_Your instructions_
Write the entries out again exactly as they stand, but without the pictures.

_The input_
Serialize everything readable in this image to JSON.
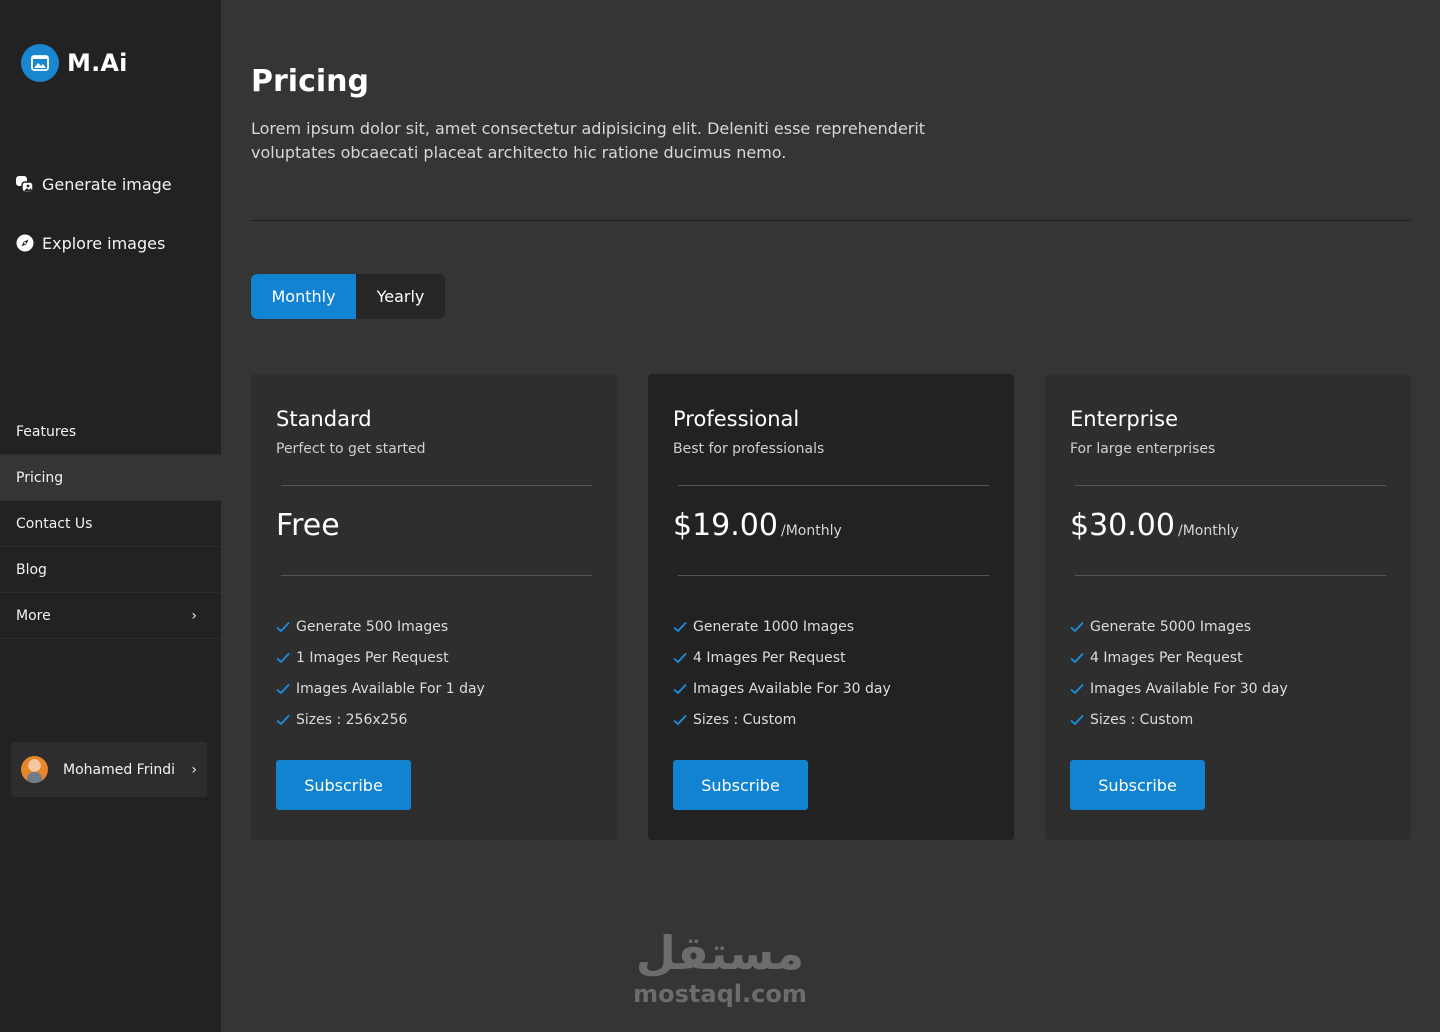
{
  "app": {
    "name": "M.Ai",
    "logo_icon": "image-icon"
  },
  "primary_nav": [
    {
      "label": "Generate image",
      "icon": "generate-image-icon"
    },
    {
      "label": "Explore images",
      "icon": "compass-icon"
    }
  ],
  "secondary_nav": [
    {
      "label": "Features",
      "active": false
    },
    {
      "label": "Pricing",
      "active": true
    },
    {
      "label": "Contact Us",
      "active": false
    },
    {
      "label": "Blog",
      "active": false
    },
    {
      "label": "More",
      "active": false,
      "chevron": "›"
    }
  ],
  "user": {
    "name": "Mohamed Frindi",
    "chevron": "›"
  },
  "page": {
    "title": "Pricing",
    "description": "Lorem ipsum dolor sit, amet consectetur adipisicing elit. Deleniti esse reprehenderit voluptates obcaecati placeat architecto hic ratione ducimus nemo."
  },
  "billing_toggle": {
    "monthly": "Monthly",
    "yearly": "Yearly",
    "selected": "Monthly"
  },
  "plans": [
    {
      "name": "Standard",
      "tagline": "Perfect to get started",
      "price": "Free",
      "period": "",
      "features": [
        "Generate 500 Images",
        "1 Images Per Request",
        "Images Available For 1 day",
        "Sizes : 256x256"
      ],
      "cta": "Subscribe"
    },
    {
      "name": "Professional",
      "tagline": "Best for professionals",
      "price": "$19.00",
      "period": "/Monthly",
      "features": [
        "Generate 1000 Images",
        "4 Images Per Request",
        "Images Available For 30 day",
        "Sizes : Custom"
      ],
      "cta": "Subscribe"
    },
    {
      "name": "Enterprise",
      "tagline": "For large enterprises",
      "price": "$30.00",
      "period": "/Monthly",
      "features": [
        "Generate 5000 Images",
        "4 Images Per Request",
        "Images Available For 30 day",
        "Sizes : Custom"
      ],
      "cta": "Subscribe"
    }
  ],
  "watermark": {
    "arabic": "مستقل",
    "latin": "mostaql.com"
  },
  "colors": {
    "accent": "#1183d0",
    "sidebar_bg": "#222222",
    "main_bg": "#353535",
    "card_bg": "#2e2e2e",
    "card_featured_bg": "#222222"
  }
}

_Reply to the task_
Serialize everything readable in this image to JSON.
{
  "app": {
    "name": "M.Ai",
    "logo_icon": "image-icon"
  },
  "primary_nav": [
    {
      "label": "Generate image",
      "icon": "generate-image-icon"
    },
    {
      "label": "Explore images",
      "icon": "compass-icon"
    }
  ],
  "secondary_nav": [
    {
      "label": "Features",
      "active": false
    },
    {
      "label": "Pricing",
      "active": true
    },
    {
      "label": "Contact Us",
      "active": false
    },
    {
      "label": "Blog",
      "active": false
    },
    {
      "label": "More",
      "active": false,
      "chevron": "›"
    }
  ],
  "user": {
    "name": "Mohamed Frindi",
    "chevron": "›"
  },
  "page": {
    "title": "Pricing",
    "description": "Lorem ipsum dolor sit, amet consectetur adipisicing elit. Deleniti esse reprehenderit voluptates obcaecati placeat architecto hic ratione ducimus nemo."
  },
  "billing_toggle": {
    "monthly": "Monthly",
    "yearly": "Yearly",
    "selected": "Monthly"
  },
  "plans": [
    {
      "name": "Standard",
      "tagline": "Perfect to get started",
      "price": "Free",
      "period": "",
      "features": [
        "Generate 500 Images",
        "1 Images Per Request",
        "Images Available For 1 day",
        "Sizes : 256x256"
      ],
      "cta": "Subscribe"
    },
    {
      "name": "Professional",
      "tagline": "Best for professionals",
      "price": "$19.00",
      "period": "/Monthly",
      "features": [
        "Generate 1000 Images",
        "4 Images Per Request",
        "Images Available For 30 day",
        "Sizes : Custom"
      ],
      "cta": "Subscribe"
    },
    {
      "name": "Enterprise",
      "tagline": "For large enterprises",
      "price": "$30.00",
      "period": "/Monthly",
      "features": [
        "Generate 5000 Images",
        "4 Images Per Request",
        "Images Available For 30 day",
        "Sizes : Custom"
      ],
      "cta": "Subscribe"
    }
  ],
  "watermark": {
    "arabic": "مستقل",
    "latin": "mostaql.com"
  },
  "colors": {
    "accent": "#1183d0",
    "sidebar_bg": "#222222",
    "main_bg": "#353535",
    "card_bg": "#2e2e2e",
    "card_featured_bg": "#222222"
  }
}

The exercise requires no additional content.